→ **THE TASK**: In the records that follow, find each line with the word "group" and copy it.
--- --- ---
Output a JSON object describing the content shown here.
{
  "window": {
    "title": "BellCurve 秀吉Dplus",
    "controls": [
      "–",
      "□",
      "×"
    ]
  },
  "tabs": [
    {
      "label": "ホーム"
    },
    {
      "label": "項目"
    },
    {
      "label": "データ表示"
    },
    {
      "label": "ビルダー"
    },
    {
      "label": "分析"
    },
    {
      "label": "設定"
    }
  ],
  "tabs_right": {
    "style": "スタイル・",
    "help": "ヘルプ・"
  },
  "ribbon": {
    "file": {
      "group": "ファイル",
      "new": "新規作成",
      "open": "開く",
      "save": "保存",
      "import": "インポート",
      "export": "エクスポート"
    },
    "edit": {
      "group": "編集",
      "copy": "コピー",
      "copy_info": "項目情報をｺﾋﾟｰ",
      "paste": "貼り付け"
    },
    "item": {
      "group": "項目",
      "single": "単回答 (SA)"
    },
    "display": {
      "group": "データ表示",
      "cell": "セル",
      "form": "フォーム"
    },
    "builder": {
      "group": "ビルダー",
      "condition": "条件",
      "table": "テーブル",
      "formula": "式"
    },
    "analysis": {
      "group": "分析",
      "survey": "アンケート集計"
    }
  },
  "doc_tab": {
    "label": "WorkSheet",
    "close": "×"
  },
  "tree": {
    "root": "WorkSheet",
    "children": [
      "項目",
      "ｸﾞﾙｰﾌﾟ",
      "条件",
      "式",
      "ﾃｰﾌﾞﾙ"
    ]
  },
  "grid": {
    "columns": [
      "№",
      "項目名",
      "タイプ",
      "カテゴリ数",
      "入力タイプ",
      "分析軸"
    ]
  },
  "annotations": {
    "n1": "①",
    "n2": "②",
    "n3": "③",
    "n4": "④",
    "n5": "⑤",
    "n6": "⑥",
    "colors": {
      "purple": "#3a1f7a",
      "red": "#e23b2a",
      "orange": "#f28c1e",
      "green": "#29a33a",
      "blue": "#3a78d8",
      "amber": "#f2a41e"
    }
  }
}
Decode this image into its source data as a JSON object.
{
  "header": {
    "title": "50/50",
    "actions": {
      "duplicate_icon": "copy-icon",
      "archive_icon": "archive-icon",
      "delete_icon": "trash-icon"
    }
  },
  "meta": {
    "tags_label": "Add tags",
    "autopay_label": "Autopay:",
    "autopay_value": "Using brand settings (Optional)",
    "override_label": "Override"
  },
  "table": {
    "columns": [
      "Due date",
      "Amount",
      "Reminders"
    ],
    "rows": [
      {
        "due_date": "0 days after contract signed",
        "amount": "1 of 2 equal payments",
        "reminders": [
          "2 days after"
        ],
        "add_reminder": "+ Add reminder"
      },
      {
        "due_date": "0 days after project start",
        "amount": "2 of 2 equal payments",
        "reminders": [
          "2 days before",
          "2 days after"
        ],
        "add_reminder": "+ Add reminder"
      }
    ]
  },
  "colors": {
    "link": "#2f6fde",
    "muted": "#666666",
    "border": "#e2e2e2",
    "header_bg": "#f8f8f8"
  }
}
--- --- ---
→ **OUTPUT FOR THIS TASK**:
      "group": "ファイル",
      "group": "編集",
      "group": "項目",
      "group": "データ表示",
      "group": "ビルダー",
      "group": "分析",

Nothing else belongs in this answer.